EXTRACTED MATERIAL section start
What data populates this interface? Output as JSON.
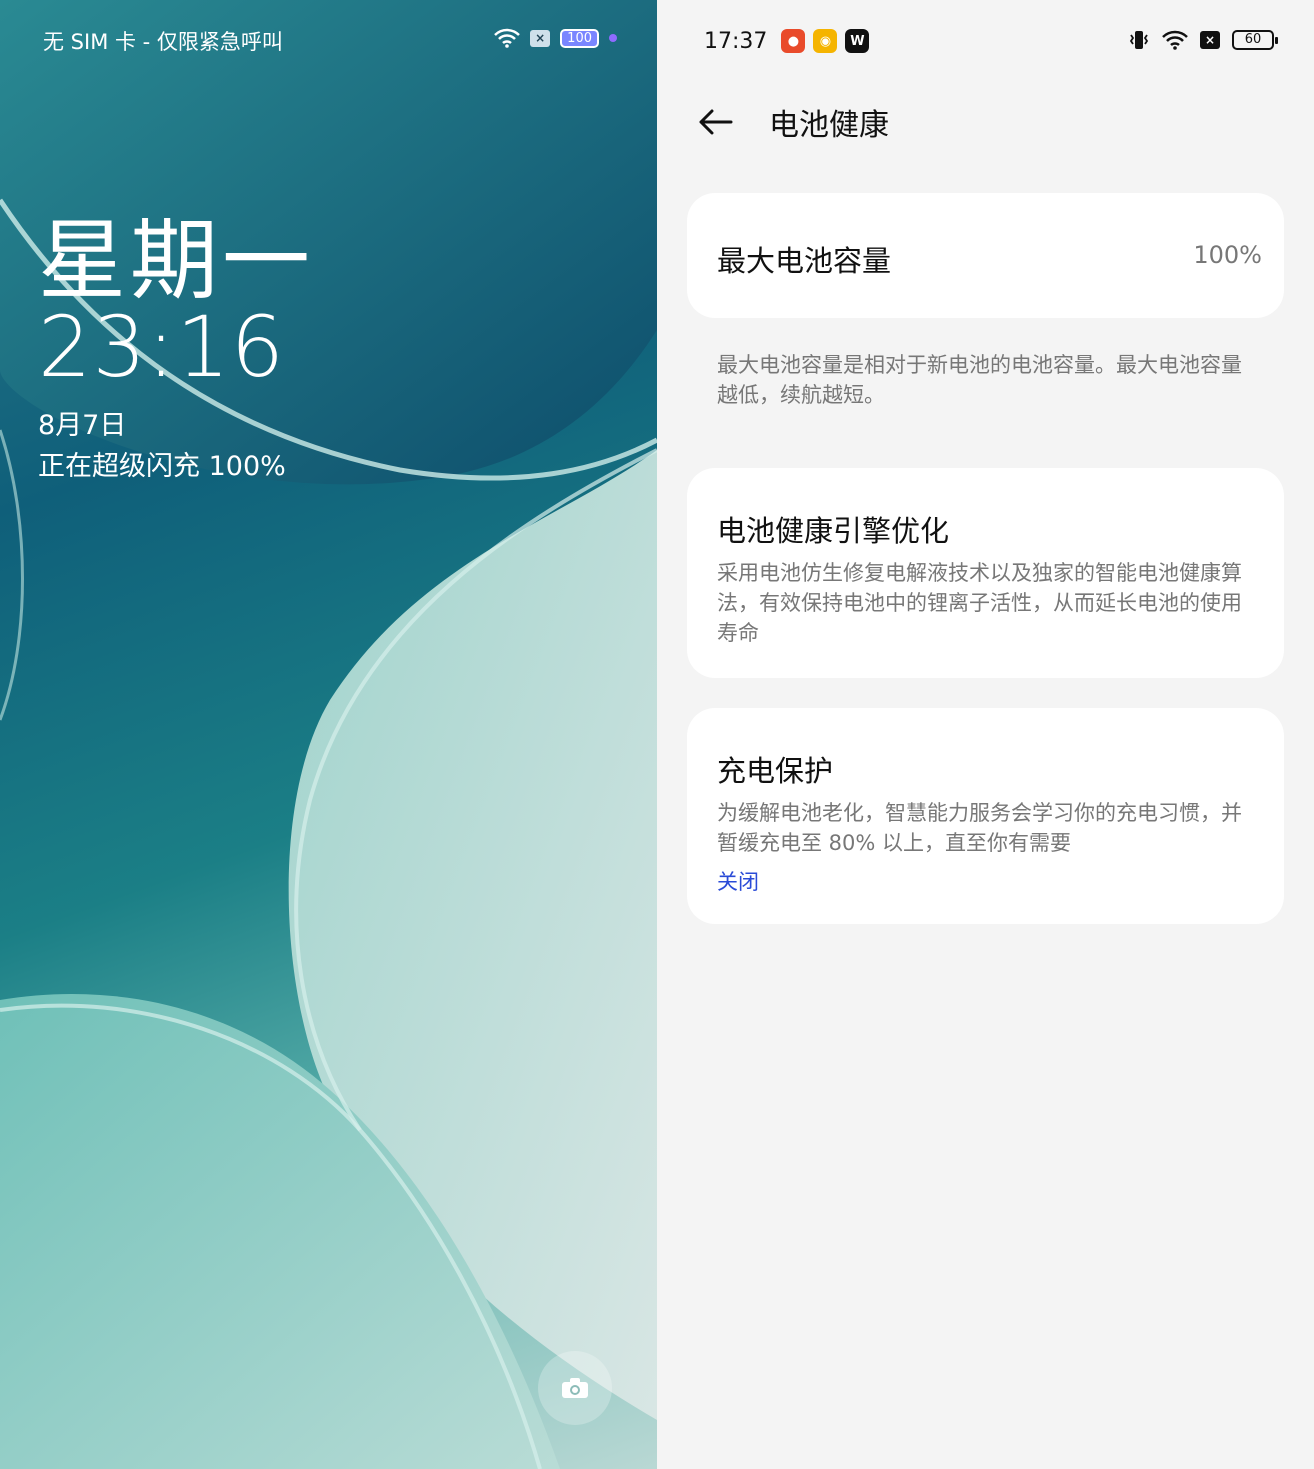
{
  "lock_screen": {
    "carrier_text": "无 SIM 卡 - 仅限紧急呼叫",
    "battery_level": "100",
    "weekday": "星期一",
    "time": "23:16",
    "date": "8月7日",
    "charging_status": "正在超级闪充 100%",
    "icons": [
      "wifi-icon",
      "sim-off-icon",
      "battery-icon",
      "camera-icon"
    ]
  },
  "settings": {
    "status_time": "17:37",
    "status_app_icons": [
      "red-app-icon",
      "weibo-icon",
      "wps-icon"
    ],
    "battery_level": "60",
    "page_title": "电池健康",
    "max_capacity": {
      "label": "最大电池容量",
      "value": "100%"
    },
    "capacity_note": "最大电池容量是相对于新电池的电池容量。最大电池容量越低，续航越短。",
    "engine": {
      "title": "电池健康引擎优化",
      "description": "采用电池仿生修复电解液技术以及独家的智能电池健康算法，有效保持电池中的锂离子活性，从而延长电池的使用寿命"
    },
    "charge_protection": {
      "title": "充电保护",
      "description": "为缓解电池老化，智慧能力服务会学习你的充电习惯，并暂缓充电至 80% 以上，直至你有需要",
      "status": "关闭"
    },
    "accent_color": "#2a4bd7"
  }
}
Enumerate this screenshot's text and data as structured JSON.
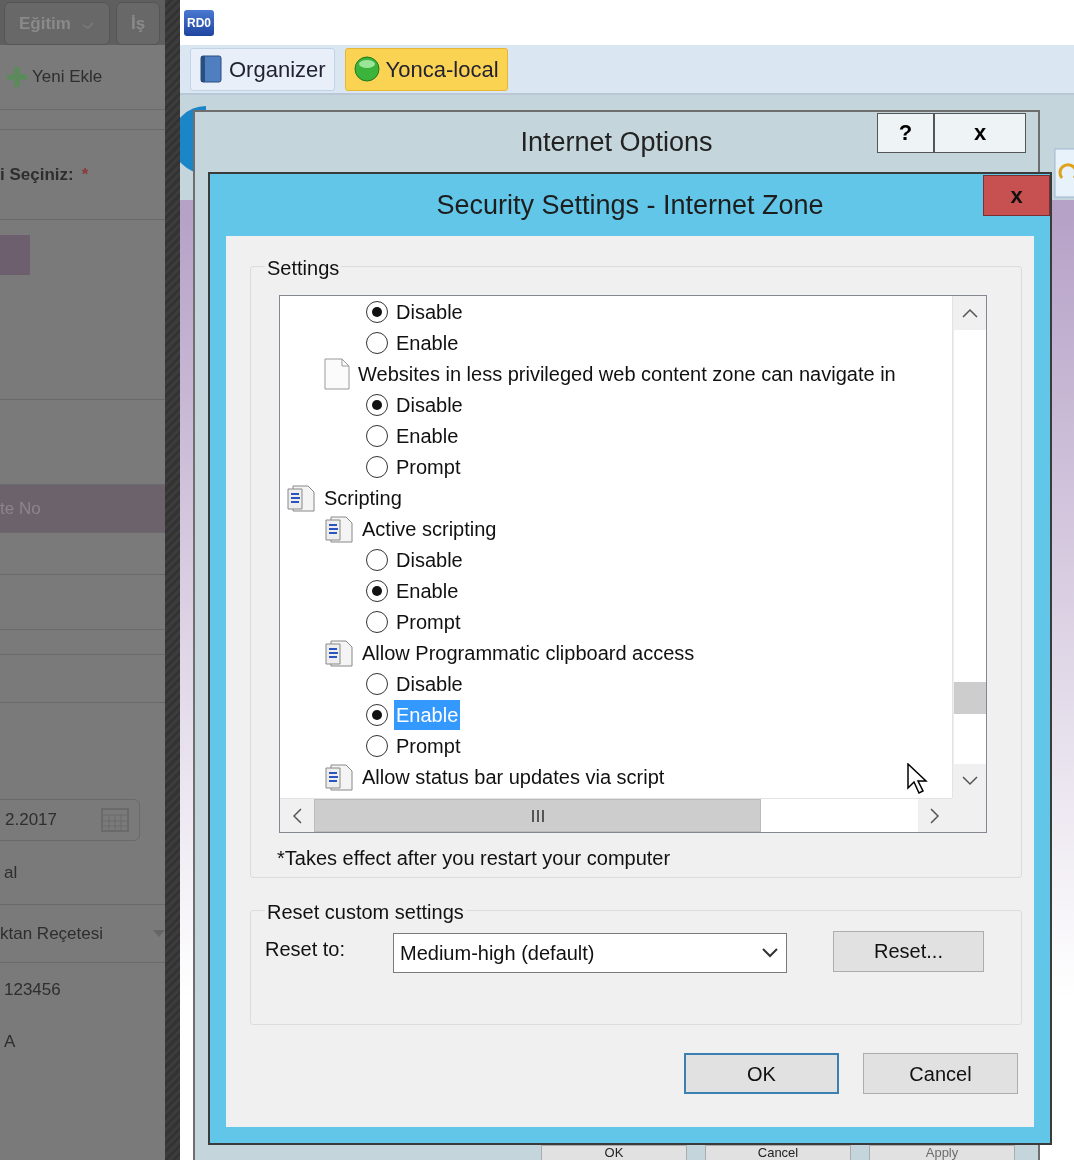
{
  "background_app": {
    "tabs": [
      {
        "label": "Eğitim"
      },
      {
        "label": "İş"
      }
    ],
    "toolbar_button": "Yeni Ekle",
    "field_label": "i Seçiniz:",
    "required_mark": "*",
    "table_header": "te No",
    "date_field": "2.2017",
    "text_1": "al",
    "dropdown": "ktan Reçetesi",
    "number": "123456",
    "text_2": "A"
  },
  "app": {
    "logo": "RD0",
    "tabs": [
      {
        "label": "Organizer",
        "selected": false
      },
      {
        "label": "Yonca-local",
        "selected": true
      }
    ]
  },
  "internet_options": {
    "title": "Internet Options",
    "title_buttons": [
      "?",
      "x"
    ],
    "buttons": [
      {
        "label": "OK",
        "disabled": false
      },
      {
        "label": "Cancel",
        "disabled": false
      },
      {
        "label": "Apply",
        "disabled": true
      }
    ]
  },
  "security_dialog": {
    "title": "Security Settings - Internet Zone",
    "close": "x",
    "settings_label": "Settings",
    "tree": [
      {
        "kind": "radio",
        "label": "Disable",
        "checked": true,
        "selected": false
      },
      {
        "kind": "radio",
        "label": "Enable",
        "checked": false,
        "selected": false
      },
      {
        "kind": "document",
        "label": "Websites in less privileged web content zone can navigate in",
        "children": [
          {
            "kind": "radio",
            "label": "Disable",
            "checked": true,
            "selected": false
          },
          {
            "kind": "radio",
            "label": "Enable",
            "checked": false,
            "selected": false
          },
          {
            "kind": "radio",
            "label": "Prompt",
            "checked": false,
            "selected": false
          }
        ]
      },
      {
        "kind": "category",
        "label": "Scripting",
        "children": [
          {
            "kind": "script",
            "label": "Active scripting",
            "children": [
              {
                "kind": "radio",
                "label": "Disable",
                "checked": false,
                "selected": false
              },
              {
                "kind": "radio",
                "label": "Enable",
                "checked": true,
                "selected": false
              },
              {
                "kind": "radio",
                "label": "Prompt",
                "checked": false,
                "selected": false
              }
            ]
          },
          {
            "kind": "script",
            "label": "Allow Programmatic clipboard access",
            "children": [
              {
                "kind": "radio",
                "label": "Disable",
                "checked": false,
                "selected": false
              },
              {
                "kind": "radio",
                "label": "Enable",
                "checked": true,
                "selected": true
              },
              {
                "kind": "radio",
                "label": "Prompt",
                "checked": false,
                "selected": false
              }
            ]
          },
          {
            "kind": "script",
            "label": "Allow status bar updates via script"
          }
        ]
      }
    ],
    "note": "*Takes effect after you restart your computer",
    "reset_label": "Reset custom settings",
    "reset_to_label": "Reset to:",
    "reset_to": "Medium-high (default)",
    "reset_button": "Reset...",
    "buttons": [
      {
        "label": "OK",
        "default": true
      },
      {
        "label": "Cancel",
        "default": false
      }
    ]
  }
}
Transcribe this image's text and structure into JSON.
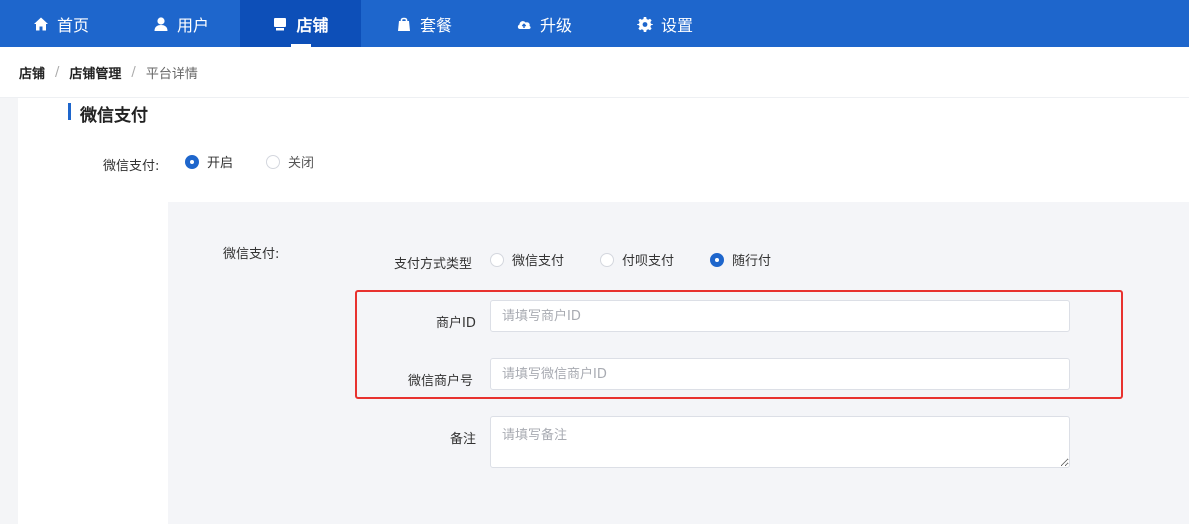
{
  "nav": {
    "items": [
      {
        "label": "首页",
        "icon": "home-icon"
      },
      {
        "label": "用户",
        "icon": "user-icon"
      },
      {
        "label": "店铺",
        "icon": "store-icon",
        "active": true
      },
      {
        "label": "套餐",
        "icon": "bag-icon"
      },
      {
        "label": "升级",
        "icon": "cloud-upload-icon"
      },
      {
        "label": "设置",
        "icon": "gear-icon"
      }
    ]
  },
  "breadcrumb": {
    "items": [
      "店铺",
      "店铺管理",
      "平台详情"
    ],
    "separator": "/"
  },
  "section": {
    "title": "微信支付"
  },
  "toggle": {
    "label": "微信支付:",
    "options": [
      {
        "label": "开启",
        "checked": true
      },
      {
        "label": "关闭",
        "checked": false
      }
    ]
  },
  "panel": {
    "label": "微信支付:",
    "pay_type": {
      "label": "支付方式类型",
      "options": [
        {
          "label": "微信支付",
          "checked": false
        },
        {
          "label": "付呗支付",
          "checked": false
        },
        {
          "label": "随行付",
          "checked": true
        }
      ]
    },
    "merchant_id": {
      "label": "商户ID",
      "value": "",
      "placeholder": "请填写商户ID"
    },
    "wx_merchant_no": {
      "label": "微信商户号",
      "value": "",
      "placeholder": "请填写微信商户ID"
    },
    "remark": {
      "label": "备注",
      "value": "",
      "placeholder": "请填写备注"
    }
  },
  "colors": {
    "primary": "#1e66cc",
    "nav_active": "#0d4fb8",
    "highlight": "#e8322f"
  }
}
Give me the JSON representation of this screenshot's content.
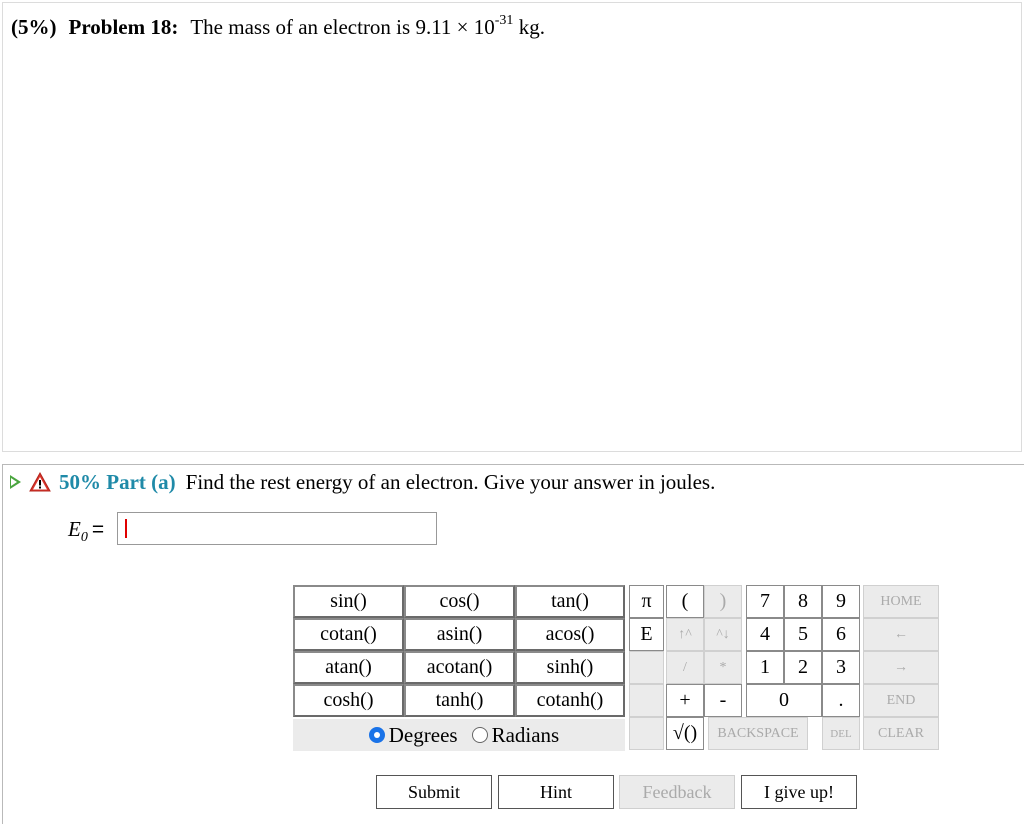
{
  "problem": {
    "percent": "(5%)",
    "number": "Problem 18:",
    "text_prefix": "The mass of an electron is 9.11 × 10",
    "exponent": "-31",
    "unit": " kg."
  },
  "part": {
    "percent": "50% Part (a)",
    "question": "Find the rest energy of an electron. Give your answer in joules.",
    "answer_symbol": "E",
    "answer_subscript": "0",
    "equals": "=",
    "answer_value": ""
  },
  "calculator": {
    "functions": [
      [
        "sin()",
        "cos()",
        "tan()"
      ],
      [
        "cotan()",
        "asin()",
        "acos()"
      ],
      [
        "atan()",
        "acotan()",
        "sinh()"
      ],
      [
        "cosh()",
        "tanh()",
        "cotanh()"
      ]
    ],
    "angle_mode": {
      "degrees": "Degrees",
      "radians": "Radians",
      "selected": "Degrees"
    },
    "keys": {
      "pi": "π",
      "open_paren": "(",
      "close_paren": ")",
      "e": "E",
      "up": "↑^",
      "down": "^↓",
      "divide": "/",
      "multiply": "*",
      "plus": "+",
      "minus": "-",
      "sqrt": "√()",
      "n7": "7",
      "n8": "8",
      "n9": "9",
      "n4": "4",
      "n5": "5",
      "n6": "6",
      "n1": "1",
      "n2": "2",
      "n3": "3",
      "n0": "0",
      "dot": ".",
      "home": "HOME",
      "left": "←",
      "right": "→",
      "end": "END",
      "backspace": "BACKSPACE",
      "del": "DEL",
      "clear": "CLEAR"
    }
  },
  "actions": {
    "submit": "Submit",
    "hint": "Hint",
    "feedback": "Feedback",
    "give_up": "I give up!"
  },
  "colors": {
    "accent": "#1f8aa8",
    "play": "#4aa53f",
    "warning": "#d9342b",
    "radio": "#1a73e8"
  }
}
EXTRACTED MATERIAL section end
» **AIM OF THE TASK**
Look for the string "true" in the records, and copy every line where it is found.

» **THE ANSWER**
        "selected": true
        "disabled": true
        "checked": true,
            "checked": true,
                "checked": true,
                "checked": true,
                "selected": true
        "default": true
        "active": true
        "checked": true
          "checked": true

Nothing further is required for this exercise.